Being an intern requires stepping outside your comfort zone. Let’s face it: it’s easy to be a college student on a college campus. However, it’s intimidating to be a college student in a workplace full of senior experts and customers. Strong intern programs hire multiple interns within the workplace, effectively building an intern community. Creating an internship community within your workplace has many benefits: it demonstrates to everyone that you take investing in your future workforce seriously. It gives your interns a community of colleagues to learn and commiserate with. At the end of each term, we have a celebratory evening where each departing intern presents a fun and informative “what I’ve learned” show. The best internship programs host multiple interns across different jobs and create a community out of them.
Work Environment Immersion
Effective mentoring is about encountering problems together, in real-time, and experiencing the dynamics of finding a solution. Examples of real-world dynamics are a client’s emotion, an executive’s demands, or a last-minute change. The purpose of an internship is to arm the intern with practical experiences and skills to cope with the real world. The strongest internships are those in which the intern is immersed in the whole work environment.
Focus On Deliverables, Not Just Activities
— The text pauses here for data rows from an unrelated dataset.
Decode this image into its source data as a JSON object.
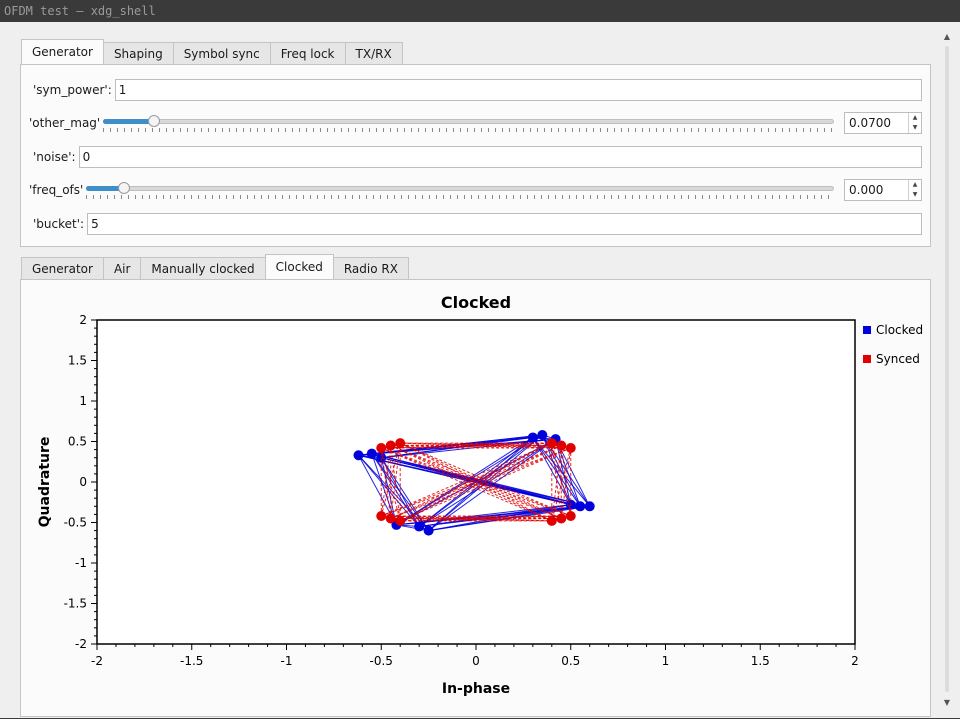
{
  "window": {
    "title": "OFDM test — xdg_shell"
  },
  "top_tabs": [
    "Generator",
    "Shaping",
    "Symbol sync",
    "Freq lock",
    "TX/RX"
  ],
  "top_tab_active": 0,
  "params": {
    "sym_power": {
      "label": "'sym_power':",
      "value": "1"
    },
    "other_mag": {
      "label": "'other_mag'",
      "value": "0.0700",
      "fraction": 0.07
    },
    "noise": {
      "label": "'noise':",
      "value": "0"
    },
    "freq_ofs": {
      "label": "'freq_ofs'",
      "value": "0.000",
      "fraction": 0.05
    },
    "bucket": {
      "label": "'bucket':",
      "value": "5"
    }
  },
  "bottom_tabs": [
    "Generator",
    "Air",
    "Manually clocked",
    "Clocked",
    "Radio RX"
  ],
  "bottom_tab_active": 3,
  "colors": {
    "clocked": "#0000dd",
    "synced": "#e00000",
    "accent": "#3d8ec9"
  },
  "icons": {
    "spin_up": "▲",
    "spin_down": "▼",
    "scroll_up": "▲",
    "scroll_down": "▼"
  },
  "chart_data": {
    "type": "line",
    "title": "Clocked",
    "xlabel": "In-phase",
    "ylabel": "Quadrature",
    "xlim": [
      -2,
      2
    ],
    "ylim": [
      -2,
      2
    ],
    "xticks": [
      "-2",
      "-1.5",
      "-1",
      "-0.5",
      "0",
      "0.5",
      "1",
      "1.5",
      "2"
    ],
    "yticks": [
      "2",
      "1.5",
      "1",
      "0.5",
      "0",
      "-0.5",
      "-1",
      "-1.5",
      "-2"
    ],
    "grid": false,
    "legend": "top-right",
    "series": [
      {
        "name": "Clocked",
        "style": "solid-markers",
        "points": [
          [
            0.3,
            0.55
          ],
          [
            -0.55,
            0.35
          ],
          [
            0.55,
            -0.3
          ],
          [
            -0.3,
            -0.55
          ],
          [
            0.42,
            0.53
          ],
          [
            -0.62,
            0.33
          ],
          [
            0.6,
            -0.3
          ],
          [
            -0.42,
            -0.53
          ],
          [
            0.35,
            0.58
          ],
          [
            -0.5,
            0.3
          ],
          [
            0.5,
            -0.28
          ],
          [
            -0.25,
            -0.6
          ]
        ]
      },
      {
        "name": "Synced",
        "style": "dashed-markers",
        "points": [
          [
            -0.45,
            0.45
          ],
          [
            0.45,
            0.45
          ],
          [
            0.45,
            -0.45
          ],
          [
            -0.45,
            -0.45
          ],
          [
            -0.5,
            0.42
          ],
          [
            0.5,
            0.42
          ],
          [
            0.5,
            -0.42
          ],
          [
            -0.5,
            -0.42
          ],
          [
            -0.4,
            0.48
          ],
          [
            0.4,
            0.48
          ],
          [
            0.4,
            -0.48
          ],
          [
            -0.4,
            -0.48
          ]
        ]
      }
    ]
  }
}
There’s nothing like that breakthrough moment of learning that occurs when you touch the hot stove and feel pain. Internships work best when they vest responsibility for actual results with the intern. When there’s proper oversight, and when the company is committed to building its future workforce, there will be tolerance (and even encouragement) of interns being held accountable for delivery of production components. I continually marvel at the conscientiousness of the interns who are writing code for our clients. They know that it will be meticulously reviewed by their mentor, and that it is destined for a client environment. Forget double-checking. They are known for triple- and quadruple-checking their work before they consider it ready for review. The accountability of knowing that your software – code you wrote – is going to fuel a client’s business process is the ideal learning vehicle. The best internships aren’t afraid to harness the power of a conscientious apprentice.
Some Formal Instruction
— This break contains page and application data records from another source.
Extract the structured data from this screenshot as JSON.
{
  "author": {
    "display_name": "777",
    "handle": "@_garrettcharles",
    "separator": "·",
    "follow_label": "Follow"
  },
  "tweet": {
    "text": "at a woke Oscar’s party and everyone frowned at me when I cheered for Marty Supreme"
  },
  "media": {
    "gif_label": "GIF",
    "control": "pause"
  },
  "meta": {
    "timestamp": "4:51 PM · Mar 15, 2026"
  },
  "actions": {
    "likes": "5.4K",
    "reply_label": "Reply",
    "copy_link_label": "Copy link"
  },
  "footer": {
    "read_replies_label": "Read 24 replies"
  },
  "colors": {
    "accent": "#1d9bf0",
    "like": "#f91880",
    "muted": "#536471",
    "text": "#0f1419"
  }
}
Earlier, I said that our interns frequently report that their classroom learning complements the work they do at the XC. This is not to say that we don’t also provide some formal instruction and lessons. Each of the mentors in our program has a different specialty, which they share with the students in a series of lecture-style presentations. Our classroom sessions on Continuous Delivery, Software Development Theory, and Agile/Scrum best practices give the interns a chance to ask questions about how their specific project assignments relate to these more foundational elements. Doing this not only increases opportunity for learning, but it also shows the how much we value a strong relationship between best-practice theory and the real-world challenges in our clients’ businesses.
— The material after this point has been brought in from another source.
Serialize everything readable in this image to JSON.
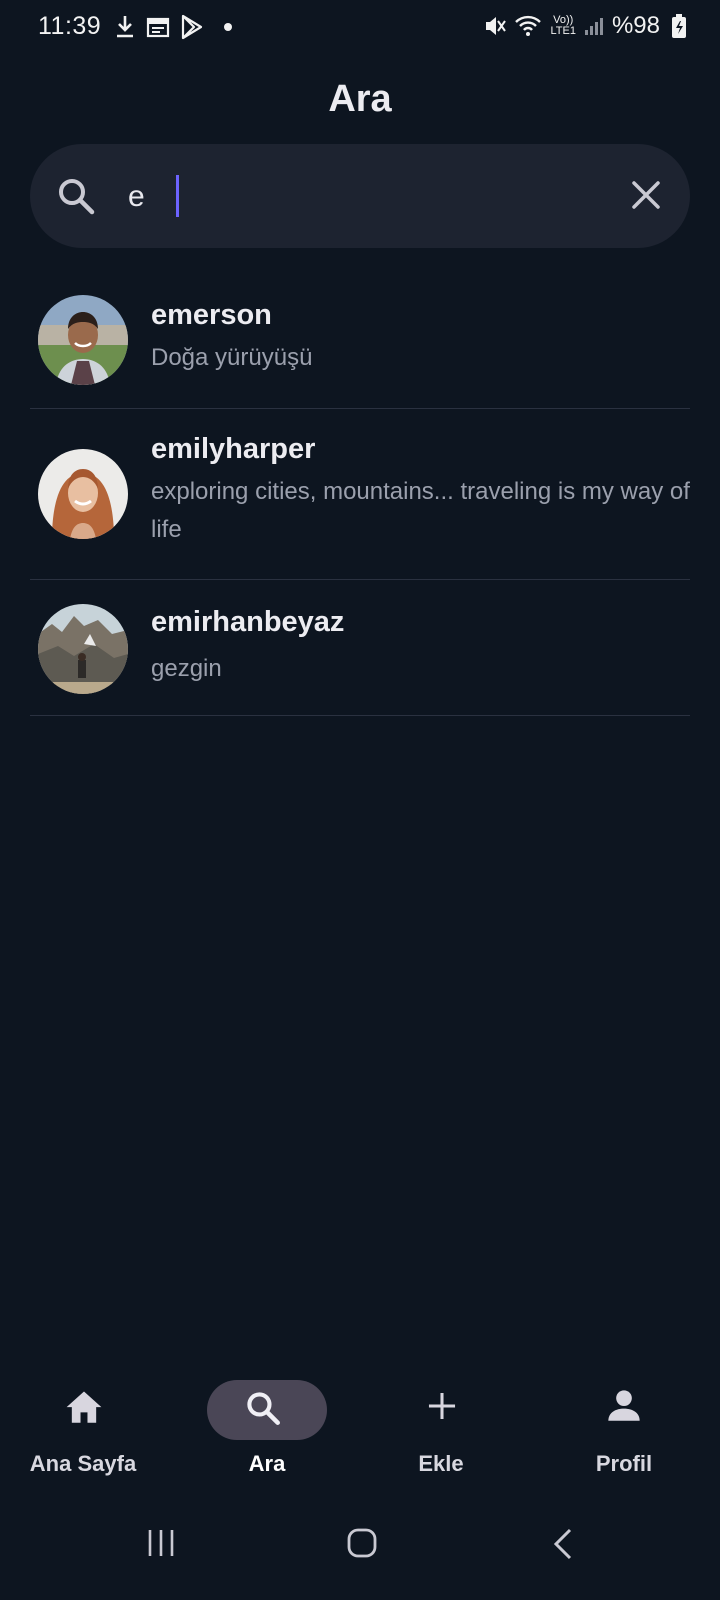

A View of Their Future
Every intern is full of curiosity. The thing they are most curious about is what am I going to be doing after I graduate? Good internships give their participants a view into the future workplace. Through informal and scheduled sessions, we invite a significant amount of discussion around careers in information technology: what to expect, what different employers offer, and how career paths evolve. Their motivation escalates to an even higher level when they can see how they fit into a future job and career path. The strongest internship programs give the interns a view into how their career might unfold, and show them how their decisions can influence that.
The transformation from student to professional need not be the stark moment following graduation. A strong internship program bridges the transition and makes both experiences, student AND professional, more enriching and valuable. With today’s tech talent deficit, organizations who choose to engage their future workforces early are the ones who will come out ahead of the game.
The Experiential Learning in Tech Employment (ELITE) Grant has launched as Virginia’s first ever work-based learning grant for mentored software developers. These two inaugural projects engage student engineers from Virginia Tech...